Today's answers on dealing with controversial issues in the classroom are provided by Sara Ahmed, Jennifer Borgioli, Kevin Scott, Erik M. Francis, Phil Hunsberger, Jackie Walsh, Beth Sattes, Dave Stuart Jr.
Dominique Williams, Matthew Homrich-Knieling, Meg White, Kristina J. Doubet, Jessica A. Hockett, Vance Austin, Stephanie Smith contribute to Part Three in a series on handling "controversial" issues in the classroom.
Gabriella Corales, Tom Rademacher, Martha Caldwell, Oman Frame, Danny Woo, Paul Barnwell, Kathleen Neagle Sokolowski share their responses to the question: "How do you handle controversial issues in the classroom?"
Lorena Germán, Adeyemi Stembridge, Stephen Lazar, Jen Schwanke and Aubrie Rojee share their ideas on how to handle so-called "controversial" topics in the classroom.
The new "question-of-the-week" is: What are good strategies teachers can use when exploring "controversial" topics?

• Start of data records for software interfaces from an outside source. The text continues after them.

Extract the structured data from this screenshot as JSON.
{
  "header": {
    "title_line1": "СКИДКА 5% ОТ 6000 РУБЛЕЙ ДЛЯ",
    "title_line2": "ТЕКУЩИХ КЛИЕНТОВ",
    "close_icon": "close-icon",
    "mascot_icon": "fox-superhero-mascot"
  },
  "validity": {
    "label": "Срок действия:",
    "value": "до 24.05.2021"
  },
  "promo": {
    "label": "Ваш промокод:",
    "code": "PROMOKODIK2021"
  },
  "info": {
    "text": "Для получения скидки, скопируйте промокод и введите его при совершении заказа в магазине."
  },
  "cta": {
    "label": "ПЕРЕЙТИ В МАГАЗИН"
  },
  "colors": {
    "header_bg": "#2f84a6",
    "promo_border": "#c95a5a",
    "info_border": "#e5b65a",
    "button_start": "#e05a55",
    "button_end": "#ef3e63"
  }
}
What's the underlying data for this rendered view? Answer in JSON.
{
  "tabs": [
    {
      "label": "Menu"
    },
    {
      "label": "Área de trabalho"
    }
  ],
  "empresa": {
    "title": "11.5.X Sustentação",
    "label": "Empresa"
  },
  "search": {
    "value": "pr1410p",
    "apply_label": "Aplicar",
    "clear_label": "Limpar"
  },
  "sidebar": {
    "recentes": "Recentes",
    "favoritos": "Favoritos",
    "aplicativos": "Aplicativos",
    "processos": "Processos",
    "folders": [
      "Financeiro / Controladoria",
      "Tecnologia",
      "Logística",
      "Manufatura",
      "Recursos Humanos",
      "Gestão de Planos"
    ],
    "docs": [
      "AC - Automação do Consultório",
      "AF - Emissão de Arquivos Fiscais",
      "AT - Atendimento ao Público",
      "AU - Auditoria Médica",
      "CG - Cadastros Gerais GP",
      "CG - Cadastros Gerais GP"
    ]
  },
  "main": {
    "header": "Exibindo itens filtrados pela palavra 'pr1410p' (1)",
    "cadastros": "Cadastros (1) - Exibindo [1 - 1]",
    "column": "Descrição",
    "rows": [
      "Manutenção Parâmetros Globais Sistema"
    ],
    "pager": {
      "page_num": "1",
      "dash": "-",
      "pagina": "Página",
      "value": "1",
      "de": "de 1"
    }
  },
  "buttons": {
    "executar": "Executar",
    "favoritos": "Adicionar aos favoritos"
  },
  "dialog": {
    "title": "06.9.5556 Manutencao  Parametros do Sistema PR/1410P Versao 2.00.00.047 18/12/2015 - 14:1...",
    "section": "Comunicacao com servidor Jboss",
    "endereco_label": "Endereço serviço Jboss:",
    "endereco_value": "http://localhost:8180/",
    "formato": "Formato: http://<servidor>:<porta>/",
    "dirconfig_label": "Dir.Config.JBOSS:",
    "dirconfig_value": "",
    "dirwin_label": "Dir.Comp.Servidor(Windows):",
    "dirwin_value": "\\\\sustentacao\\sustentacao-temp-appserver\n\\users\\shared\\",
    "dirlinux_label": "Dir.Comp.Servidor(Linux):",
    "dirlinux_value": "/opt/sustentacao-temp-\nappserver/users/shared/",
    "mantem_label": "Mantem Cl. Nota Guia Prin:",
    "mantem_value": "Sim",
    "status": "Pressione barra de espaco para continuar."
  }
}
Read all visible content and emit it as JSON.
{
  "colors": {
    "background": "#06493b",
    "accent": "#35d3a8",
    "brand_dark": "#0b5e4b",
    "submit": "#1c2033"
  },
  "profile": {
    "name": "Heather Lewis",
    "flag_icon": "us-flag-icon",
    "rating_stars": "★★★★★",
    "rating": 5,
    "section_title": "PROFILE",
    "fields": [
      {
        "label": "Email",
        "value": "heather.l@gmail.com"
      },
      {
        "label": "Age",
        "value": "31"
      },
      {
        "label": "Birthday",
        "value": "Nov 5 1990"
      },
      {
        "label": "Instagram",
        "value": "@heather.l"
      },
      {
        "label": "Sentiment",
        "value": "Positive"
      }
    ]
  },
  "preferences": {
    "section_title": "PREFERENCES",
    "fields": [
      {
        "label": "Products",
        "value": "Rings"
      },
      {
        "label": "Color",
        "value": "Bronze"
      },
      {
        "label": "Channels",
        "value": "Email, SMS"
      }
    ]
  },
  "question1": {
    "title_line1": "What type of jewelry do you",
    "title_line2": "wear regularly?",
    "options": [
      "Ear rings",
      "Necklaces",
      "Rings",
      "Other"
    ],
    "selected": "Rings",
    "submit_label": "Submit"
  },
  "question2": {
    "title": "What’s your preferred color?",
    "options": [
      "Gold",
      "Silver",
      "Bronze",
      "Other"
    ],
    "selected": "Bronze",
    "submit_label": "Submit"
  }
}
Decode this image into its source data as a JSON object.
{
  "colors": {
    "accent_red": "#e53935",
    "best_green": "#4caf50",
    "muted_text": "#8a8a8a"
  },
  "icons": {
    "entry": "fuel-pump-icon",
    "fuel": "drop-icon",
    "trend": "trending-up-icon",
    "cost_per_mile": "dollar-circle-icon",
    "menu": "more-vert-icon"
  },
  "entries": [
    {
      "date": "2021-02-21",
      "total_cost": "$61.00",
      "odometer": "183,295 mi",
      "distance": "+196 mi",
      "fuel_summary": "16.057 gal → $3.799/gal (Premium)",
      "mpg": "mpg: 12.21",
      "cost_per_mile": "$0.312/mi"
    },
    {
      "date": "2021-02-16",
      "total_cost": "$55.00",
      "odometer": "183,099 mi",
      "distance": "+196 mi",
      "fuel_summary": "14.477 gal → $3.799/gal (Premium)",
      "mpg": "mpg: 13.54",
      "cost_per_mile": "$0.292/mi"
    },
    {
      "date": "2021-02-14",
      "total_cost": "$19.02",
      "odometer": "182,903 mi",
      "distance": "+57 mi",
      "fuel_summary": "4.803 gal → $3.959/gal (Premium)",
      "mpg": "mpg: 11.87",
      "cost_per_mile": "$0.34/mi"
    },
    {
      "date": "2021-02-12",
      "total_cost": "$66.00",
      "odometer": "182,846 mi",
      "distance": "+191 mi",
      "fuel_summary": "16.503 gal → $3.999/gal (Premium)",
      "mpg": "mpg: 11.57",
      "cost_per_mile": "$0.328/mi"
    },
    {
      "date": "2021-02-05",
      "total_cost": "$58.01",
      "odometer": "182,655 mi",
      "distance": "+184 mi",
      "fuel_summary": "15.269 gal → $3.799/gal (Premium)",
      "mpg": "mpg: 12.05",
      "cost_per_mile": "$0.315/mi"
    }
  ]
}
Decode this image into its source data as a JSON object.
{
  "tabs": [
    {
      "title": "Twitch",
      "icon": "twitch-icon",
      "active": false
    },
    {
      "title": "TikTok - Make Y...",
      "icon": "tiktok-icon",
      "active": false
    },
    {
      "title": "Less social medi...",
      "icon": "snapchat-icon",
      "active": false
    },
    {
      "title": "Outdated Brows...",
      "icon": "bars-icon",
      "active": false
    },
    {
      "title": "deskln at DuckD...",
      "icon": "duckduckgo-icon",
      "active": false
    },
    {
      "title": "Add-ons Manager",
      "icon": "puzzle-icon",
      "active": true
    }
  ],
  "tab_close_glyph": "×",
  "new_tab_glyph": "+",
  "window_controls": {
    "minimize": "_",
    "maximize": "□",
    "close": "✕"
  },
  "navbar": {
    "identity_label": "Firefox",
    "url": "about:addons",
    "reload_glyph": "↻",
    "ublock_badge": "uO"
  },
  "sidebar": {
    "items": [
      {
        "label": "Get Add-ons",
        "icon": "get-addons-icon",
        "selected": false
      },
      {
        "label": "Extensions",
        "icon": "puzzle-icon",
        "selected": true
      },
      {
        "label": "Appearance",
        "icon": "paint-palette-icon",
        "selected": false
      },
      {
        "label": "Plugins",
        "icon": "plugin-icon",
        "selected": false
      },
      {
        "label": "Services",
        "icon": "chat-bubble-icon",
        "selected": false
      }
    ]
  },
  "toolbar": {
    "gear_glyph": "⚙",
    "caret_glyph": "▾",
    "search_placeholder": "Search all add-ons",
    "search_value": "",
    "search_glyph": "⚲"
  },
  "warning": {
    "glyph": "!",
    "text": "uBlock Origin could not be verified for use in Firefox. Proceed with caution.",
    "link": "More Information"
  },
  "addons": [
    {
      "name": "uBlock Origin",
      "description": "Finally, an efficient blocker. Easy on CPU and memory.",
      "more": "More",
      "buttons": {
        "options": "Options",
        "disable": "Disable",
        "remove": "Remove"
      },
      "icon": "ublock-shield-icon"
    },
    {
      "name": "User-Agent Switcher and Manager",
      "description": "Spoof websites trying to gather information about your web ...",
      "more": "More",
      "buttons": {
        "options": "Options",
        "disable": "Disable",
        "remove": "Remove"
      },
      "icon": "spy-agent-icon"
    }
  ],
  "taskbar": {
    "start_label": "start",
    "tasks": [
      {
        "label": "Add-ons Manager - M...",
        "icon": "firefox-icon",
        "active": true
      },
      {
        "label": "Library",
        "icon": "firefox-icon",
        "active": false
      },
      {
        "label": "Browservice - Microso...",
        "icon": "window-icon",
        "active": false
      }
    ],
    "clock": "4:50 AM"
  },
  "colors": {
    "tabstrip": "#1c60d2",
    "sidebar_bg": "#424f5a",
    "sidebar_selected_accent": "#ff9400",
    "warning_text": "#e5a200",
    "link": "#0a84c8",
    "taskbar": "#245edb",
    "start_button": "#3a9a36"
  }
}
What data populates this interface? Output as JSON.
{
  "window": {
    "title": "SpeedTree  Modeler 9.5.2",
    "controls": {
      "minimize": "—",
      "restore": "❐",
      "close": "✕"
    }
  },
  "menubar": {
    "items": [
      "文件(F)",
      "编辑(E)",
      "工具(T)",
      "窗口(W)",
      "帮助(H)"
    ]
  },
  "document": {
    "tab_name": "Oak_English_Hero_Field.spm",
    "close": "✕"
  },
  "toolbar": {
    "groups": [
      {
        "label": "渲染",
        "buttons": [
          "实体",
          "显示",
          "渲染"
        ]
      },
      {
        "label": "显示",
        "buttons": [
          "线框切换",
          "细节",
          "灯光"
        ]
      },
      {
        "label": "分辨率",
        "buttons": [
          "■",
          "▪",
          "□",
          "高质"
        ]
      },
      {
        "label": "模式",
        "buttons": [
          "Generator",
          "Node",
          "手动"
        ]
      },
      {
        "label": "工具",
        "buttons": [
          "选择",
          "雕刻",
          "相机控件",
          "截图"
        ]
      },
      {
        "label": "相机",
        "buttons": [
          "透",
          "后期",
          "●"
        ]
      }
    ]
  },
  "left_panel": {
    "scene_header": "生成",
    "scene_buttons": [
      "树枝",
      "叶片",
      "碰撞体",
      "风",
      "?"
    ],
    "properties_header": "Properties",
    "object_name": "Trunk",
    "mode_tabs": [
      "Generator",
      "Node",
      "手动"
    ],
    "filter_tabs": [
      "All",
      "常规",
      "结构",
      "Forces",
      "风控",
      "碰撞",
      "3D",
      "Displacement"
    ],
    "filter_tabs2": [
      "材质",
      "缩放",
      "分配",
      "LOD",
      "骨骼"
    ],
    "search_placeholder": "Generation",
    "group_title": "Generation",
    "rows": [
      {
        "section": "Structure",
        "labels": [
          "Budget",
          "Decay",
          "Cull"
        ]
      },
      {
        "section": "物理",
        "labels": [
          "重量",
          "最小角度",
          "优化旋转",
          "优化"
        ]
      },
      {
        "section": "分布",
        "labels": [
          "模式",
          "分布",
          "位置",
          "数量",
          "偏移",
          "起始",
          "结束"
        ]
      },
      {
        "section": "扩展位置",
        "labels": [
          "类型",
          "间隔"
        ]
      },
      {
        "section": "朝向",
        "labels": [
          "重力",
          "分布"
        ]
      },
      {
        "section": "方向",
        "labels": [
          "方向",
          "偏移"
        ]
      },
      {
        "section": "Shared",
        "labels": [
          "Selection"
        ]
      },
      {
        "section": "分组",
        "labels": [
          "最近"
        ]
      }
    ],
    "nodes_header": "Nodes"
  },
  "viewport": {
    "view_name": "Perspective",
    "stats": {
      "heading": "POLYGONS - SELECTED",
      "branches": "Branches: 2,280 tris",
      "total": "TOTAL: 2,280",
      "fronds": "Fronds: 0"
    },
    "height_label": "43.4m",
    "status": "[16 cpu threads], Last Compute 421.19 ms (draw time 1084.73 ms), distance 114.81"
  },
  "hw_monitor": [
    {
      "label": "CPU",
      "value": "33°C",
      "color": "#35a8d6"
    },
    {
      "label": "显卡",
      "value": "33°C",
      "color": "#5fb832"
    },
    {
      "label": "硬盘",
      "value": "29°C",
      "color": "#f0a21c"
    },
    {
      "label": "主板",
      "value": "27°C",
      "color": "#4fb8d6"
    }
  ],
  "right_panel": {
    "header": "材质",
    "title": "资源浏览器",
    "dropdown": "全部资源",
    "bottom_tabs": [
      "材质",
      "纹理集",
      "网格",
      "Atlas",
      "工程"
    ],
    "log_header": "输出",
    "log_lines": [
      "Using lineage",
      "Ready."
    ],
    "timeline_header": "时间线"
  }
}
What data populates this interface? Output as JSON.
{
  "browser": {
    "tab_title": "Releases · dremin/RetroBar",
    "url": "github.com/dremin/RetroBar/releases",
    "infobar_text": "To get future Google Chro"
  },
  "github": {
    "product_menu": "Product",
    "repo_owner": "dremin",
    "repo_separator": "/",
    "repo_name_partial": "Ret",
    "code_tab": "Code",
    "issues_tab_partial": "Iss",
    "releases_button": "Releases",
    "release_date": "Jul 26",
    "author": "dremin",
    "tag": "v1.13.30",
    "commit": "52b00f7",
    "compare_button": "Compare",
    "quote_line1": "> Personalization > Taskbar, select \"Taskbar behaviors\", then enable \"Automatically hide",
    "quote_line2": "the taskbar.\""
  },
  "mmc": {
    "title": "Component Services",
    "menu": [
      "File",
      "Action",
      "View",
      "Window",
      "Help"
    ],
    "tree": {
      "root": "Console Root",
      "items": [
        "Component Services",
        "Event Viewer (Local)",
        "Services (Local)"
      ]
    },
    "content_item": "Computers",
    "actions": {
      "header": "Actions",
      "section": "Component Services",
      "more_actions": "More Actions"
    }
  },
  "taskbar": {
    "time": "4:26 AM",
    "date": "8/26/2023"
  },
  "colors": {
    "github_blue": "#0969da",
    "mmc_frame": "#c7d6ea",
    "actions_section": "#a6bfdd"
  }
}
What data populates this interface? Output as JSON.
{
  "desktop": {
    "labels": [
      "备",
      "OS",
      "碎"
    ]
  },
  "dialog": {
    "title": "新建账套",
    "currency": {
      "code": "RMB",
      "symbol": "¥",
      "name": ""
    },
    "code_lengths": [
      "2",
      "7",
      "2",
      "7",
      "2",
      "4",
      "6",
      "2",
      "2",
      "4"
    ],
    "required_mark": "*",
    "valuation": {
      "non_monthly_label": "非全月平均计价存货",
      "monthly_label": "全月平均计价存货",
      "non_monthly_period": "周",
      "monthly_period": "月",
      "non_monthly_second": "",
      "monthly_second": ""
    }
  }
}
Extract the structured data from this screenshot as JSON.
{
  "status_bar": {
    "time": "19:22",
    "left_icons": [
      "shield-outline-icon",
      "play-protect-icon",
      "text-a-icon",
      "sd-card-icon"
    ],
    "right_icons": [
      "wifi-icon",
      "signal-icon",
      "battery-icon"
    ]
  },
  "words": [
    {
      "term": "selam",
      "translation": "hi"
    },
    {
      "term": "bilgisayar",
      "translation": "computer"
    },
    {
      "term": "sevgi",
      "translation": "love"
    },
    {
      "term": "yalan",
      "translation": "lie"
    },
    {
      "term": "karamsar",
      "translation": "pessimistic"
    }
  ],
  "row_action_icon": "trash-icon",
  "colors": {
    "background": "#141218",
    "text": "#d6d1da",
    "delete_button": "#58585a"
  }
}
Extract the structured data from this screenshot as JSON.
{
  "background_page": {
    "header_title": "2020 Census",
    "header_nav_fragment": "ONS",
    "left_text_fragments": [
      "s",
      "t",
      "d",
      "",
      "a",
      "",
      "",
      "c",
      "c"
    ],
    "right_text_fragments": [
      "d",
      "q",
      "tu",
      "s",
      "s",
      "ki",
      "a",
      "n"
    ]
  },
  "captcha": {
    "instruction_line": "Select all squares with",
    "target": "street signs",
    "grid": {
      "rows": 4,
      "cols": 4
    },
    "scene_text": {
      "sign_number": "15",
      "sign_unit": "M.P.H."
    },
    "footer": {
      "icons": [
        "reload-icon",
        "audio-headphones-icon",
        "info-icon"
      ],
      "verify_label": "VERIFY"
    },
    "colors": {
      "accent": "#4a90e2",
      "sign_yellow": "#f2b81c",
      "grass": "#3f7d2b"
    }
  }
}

Jennifer Hesseltine, Kenny McKee, Erik M. Francis, Wayne Journell, and Dave Stuart Jr. contribute their ideas about the Social Studies connection to the Common Core Standards.
Sarah Cooper, Michael Fisher, Ruchi Agarwal-Rangnath, Jody Passanisi and Eugenia Mora-Flores share their thoughts on the impact of the Common Core Standards on Social Studies classrooms.
The new "question-of-the-week" is: What do the Common Core Standards look like in Social Studies classrooms?